§ **Data**
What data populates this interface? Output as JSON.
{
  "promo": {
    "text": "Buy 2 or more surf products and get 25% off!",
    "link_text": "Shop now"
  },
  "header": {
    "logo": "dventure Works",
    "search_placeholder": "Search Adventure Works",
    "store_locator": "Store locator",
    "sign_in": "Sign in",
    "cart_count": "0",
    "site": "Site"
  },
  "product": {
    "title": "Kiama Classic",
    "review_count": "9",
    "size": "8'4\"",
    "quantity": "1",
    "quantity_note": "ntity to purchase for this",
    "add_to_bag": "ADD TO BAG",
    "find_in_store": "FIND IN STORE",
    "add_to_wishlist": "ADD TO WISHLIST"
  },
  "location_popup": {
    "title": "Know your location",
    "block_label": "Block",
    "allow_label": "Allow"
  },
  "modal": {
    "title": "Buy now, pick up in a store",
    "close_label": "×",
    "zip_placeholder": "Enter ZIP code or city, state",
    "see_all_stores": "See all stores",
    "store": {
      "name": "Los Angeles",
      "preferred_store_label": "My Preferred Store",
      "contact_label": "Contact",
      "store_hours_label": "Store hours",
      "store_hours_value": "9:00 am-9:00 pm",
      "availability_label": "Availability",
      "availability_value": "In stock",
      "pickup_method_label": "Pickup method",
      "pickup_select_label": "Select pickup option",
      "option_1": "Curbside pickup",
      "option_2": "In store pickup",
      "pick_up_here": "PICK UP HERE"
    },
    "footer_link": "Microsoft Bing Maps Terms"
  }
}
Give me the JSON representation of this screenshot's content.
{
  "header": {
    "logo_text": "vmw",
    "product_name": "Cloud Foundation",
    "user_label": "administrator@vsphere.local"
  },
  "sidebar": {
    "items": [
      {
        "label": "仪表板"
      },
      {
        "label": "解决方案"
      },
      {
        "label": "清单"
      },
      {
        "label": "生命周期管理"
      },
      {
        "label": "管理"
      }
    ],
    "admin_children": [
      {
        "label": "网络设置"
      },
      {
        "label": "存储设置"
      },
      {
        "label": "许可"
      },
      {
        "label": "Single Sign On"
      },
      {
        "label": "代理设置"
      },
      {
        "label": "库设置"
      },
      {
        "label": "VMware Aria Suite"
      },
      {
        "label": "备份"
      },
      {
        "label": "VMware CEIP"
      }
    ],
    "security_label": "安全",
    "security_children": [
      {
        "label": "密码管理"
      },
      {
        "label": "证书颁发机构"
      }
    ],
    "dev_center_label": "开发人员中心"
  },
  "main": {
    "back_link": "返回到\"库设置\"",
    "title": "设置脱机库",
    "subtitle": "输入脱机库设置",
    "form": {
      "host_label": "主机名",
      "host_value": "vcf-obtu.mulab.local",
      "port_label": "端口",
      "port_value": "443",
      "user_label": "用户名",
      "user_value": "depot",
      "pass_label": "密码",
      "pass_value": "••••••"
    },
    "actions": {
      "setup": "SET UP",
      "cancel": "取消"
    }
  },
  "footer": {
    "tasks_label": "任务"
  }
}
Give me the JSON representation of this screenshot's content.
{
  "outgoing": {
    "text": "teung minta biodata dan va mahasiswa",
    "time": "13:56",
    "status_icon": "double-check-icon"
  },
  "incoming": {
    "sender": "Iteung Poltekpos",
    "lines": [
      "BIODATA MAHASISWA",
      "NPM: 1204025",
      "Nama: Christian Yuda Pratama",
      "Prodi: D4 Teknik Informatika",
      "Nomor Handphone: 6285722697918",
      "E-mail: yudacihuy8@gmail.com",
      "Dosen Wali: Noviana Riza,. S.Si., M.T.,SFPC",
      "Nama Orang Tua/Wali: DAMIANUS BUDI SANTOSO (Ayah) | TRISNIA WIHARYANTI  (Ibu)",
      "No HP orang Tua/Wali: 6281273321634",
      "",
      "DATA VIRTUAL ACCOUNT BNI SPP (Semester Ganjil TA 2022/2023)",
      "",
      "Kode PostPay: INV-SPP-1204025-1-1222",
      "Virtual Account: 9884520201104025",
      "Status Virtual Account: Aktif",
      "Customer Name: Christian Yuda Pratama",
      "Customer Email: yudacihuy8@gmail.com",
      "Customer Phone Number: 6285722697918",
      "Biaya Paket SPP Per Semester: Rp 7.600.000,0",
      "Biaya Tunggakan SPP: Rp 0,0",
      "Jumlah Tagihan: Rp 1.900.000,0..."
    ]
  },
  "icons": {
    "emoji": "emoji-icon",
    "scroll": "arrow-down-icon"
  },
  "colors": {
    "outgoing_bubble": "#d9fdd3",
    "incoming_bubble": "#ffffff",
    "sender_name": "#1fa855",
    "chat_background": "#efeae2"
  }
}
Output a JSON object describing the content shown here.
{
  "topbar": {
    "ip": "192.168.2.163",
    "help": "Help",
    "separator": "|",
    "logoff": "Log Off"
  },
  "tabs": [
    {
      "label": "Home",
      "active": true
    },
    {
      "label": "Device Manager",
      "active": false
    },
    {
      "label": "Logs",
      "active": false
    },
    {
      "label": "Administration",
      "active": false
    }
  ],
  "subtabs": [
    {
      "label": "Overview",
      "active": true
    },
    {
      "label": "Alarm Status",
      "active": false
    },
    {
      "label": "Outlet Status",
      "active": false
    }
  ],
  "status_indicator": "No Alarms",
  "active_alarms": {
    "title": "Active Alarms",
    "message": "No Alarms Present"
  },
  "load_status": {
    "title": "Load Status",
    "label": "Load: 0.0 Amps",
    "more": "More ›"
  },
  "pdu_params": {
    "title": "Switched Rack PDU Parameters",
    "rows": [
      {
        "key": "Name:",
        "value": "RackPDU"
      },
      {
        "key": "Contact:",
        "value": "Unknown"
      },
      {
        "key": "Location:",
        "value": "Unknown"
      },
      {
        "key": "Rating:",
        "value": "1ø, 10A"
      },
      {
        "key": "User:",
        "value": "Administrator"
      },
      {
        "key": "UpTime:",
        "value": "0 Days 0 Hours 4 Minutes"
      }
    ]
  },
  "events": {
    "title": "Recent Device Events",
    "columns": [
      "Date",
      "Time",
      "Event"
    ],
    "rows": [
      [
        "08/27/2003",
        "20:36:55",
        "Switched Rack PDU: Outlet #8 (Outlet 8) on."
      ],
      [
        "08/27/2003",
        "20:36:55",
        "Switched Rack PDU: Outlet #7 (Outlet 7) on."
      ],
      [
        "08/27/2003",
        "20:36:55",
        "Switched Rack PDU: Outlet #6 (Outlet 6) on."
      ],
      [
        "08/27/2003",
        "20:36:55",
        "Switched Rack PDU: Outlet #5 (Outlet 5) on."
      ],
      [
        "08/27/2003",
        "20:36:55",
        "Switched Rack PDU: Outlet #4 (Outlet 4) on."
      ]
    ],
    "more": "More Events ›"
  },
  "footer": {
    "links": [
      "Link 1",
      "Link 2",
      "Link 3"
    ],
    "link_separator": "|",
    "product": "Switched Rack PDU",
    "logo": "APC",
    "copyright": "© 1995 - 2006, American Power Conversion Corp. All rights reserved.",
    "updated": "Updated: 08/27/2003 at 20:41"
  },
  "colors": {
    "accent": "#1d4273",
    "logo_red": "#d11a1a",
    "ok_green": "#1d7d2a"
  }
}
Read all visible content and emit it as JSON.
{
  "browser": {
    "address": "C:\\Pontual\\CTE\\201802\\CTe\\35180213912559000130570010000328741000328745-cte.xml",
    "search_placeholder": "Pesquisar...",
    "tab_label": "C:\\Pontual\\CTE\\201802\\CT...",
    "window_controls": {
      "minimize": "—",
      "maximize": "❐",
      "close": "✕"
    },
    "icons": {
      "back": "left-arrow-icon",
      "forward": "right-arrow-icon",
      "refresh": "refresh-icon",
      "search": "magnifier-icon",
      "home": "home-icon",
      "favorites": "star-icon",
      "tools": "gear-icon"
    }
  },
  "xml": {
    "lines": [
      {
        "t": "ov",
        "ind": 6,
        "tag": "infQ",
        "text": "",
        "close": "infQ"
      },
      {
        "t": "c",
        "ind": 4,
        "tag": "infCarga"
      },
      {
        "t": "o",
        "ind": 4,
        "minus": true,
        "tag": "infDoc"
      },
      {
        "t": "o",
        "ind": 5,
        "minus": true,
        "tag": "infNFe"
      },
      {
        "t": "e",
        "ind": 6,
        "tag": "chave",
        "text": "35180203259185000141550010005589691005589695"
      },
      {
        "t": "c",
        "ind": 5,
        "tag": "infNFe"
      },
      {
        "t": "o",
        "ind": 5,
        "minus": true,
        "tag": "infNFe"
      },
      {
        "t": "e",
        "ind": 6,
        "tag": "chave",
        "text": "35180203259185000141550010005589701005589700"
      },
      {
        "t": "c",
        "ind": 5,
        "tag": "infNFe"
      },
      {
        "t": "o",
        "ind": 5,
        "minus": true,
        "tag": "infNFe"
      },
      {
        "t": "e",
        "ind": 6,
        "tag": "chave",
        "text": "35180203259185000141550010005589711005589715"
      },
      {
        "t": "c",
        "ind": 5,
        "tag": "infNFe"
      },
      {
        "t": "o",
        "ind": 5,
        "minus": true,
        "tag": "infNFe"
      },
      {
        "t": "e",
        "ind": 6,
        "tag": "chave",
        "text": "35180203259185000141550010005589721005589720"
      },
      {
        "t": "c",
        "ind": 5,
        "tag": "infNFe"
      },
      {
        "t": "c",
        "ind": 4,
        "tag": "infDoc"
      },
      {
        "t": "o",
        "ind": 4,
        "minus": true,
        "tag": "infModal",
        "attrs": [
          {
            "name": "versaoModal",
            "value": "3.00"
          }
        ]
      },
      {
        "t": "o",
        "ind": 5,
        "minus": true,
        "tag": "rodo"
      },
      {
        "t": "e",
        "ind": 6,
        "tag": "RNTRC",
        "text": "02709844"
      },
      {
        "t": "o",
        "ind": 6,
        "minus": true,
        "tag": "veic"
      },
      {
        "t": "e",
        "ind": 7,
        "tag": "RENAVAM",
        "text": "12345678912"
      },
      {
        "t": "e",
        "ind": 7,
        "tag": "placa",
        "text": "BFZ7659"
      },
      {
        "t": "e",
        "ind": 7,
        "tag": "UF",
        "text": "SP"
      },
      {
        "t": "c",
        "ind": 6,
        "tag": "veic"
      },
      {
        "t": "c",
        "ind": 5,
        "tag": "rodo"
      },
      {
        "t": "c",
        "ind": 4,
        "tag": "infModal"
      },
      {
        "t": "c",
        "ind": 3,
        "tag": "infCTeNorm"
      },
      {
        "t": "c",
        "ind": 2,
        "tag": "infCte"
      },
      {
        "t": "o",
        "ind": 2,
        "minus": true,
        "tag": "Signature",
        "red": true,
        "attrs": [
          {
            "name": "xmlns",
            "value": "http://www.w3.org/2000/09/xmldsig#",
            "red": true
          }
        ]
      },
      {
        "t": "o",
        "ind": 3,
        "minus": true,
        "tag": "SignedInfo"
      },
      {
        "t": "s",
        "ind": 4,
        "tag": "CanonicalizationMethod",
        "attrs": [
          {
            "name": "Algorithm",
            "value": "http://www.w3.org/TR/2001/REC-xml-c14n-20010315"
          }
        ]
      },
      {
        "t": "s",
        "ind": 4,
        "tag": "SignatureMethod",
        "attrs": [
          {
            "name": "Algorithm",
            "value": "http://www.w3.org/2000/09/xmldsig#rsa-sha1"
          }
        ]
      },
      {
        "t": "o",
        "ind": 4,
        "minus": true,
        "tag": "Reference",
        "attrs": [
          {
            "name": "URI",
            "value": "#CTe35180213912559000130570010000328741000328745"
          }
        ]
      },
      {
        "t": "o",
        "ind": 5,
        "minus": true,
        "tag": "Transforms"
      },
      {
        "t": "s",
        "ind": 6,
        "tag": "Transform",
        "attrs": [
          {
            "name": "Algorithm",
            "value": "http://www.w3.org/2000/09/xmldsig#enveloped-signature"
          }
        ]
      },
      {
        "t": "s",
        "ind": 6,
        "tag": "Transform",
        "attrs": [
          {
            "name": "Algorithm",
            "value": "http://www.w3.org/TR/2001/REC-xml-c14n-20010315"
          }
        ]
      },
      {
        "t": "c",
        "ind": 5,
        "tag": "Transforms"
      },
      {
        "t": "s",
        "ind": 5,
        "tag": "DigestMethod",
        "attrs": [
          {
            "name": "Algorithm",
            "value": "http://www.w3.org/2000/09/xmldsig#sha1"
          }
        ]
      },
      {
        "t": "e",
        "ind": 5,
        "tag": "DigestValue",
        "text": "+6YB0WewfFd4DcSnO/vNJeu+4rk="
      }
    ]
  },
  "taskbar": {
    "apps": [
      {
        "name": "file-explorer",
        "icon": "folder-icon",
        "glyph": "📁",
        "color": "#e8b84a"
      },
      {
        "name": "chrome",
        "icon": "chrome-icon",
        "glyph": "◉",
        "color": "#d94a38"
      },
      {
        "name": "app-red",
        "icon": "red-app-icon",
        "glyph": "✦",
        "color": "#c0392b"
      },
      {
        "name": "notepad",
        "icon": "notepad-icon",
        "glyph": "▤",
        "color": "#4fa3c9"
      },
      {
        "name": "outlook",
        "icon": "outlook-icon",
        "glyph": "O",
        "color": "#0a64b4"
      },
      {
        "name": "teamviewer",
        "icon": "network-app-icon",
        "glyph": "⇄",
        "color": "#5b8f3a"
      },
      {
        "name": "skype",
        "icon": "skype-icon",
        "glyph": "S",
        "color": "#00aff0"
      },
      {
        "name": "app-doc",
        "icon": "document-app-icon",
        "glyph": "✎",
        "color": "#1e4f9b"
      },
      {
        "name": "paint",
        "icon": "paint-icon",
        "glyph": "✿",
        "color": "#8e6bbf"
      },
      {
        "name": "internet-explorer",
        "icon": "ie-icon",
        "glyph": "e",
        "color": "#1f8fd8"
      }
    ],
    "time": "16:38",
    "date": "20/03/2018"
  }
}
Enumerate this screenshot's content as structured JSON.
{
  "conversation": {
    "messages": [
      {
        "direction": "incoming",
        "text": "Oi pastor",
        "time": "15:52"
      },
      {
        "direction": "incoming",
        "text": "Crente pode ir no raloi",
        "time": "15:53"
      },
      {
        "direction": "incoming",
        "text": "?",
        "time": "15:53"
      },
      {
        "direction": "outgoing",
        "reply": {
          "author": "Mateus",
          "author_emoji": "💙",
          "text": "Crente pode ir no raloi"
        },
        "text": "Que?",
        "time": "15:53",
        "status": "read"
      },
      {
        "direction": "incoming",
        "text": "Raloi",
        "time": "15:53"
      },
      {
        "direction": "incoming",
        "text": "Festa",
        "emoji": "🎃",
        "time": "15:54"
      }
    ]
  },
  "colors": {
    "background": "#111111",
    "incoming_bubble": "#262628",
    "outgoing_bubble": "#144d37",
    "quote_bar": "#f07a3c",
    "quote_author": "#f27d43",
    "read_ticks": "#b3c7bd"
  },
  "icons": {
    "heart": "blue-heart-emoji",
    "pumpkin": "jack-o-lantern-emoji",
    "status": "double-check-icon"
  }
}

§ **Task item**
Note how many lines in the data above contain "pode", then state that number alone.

§ **Answer to the exercise**
2